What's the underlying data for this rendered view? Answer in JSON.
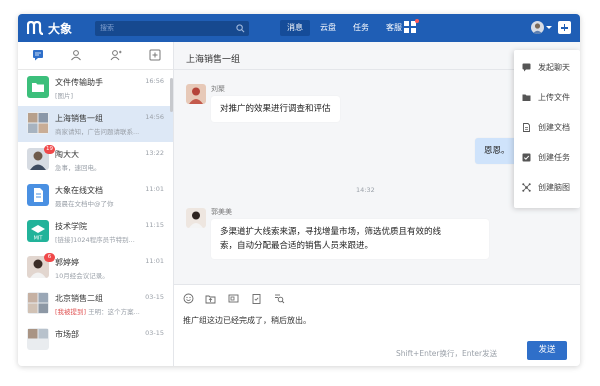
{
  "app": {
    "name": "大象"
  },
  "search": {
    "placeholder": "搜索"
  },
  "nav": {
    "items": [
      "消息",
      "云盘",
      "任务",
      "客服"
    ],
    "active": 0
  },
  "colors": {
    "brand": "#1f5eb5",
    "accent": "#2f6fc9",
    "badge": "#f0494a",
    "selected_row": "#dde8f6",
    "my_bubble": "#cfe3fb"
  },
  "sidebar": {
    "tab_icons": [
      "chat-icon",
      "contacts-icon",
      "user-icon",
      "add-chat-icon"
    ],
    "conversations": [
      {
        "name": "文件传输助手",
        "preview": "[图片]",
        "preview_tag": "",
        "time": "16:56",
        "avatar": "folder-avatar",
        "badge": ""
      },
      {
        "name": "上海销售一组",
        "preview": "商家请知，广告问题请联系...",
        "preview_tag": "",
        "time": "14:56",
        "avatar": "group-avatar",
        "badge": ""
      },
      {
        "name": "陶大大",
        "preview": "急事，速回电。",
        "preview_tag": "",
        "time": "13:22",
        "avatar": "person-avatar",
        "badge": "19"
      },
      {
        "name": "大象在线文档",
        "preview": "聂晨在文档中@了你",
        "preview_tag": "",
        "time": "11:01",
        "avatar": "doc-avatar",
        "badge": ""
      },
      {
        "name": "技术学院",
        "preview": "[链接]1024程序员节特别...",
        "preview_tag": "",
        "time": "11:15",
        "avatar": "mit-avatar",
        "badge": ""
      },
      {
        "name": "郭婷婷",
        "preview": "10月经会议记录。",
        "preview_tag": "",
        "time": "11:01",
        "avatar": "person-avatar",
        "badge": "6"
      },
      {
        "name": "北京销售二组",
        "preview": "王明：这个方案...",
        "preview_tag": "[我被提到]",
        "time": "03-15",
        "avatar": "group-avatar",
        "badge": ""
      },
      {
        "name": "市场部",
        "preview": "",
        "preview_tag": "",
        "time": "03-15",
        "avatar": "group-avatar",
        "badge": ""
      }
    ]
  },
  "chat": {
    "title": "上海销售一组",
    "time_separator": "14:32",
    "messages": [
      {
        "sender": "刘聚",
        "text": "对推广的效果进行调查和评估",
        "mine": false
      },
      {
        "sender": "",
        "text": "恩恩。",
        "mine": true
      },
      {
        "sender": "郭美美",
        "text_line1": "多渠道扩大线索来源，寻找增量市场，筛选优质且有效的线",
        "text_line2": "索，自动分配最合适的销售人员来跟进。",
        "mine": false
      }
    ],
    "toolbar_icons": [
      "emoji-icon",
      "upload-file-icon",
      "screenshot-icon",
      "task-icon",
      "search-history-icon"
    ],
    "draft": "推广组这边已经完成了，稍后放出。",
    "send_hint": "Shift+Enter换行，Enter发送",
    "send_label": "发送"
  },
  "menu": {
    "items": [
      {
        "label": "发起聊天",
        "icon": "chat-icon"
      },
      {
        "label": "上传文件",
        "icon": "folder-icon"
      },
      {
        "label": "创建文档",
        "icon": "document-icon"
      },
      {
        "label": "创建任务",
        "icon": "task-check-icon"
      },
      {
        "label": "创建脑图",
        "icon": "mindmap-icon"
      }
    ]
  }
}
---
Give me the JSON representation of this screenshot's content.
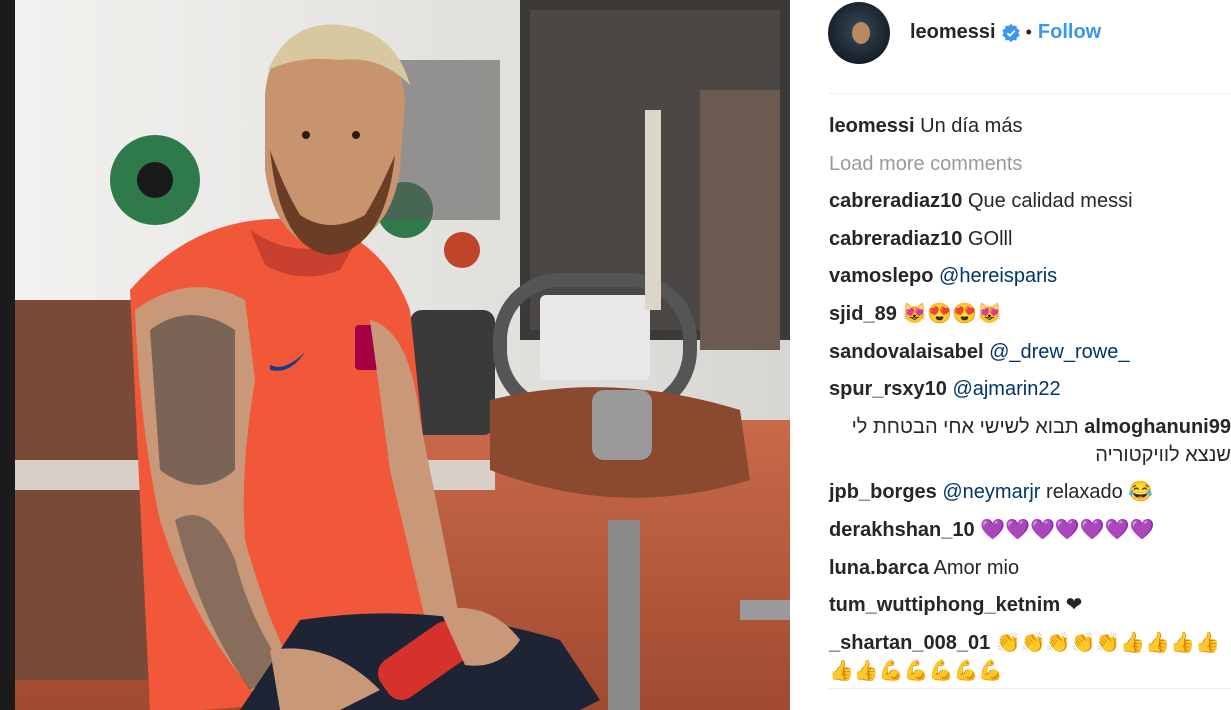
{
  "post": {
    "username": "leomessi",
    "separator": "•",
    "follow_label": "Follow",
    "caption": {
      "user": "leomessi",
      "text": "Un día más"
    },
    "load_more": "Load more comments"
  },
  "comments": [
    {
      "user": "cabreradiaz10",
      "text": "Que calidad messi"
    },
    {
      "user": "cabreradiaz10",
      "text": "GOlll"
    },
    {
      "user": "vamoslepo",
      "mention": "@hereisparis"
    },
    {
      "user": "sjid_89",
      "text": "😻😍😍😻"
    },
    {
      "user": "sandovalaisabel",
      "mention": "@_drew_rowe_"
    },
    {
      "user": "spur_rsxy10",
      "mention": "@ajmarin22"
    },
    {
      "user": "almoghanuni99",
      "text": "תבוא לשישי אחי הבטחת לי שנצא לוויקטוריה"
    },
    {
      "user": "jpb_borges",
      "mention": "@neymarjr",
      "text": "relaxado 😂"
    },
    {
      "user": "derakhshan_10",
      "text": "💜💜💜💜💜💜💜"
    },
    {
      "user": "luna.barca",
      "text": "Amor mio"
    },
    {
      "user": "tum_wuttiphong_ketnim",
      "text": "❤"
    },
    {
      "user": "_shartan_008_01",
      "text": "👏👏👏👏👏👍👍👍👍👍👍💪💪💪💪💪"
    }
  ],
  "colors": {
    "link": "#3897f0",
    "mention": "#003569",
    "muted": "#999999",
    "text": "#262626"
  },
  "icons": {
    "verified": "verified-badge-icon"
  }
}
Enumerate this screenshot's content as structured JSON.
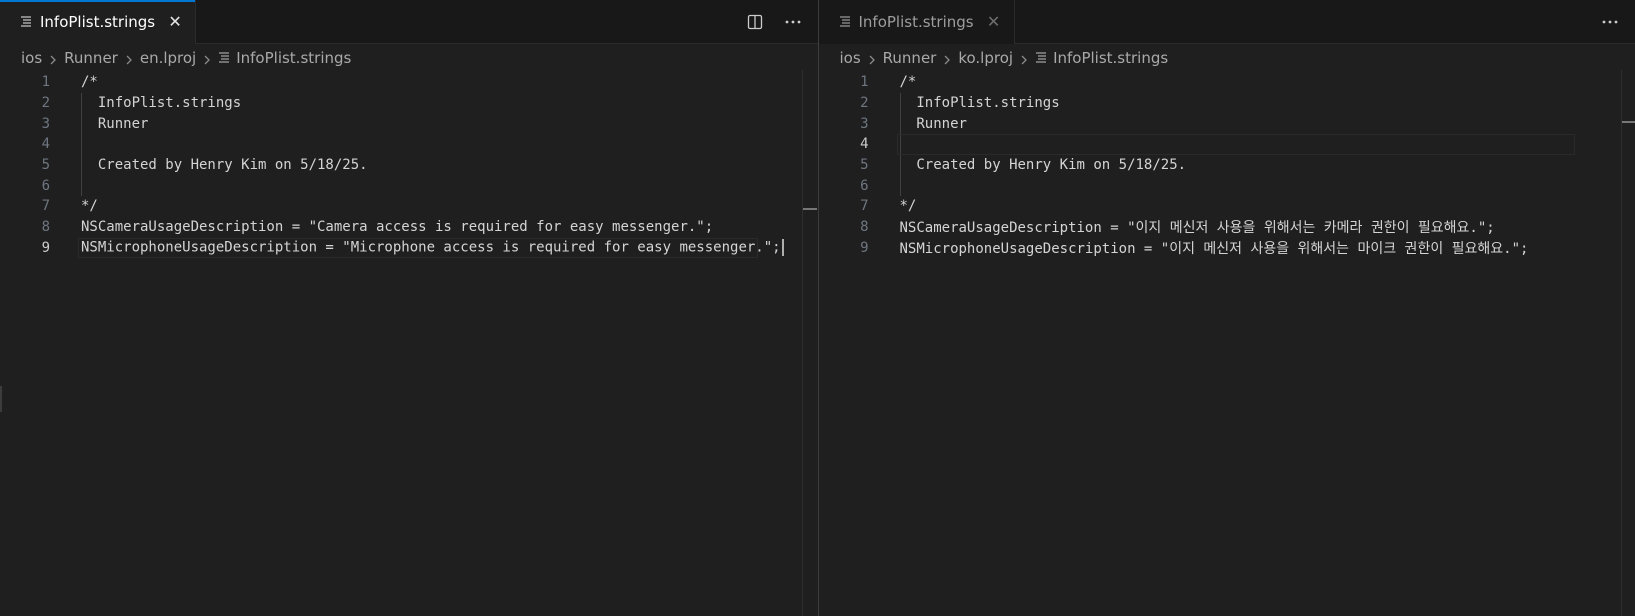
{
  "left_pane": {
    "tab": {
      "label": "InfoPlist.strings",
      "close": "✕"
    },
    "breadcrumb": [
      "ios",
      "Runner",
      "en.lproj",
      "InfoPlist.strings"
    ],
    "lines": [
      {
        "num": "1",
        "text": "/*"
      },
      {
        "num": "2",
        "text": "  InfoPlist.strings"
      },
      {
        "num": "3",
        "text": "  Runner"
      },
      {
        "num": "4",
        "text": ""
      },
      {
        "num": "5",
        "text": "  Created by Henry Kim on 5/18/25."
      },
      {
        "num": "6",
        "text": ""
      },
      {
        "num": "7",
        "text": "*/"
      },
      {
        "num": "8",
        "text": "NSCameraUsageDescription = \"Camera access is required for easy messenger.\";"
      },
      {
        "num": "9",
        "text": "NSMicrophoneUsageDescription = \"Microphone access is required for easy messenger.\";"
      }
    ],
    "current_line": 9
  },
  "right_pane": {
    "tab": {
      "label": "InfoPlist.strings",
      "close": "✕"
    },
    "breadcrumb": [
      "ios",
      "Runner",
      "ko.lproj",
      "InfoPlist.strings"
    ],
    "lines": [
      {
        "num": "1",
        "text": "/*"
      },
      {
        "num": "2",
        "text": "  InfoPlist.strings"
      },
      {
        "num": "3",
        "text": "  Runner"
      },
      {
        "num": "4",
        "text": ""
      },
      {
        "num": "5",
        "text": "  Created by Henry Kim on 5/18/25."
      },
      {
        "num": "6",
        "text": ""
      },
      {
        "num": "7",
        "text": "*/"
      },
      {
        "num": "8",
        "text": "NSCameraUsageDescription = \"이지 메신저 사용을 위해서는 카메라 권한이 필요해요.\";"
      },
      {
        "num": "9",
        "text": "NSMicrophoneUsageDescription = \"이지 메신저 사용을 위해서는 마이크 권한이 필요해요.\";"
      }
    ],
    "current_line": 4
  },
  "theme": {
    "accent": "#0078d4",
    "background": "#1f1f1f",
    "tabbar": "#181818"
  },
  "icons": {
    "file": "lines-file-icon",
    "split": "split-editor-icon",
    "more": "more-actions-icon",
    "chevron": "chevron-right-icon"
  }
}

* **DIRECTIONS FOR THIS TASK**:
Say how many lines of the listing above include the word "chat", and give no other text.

* **RESULT**:
4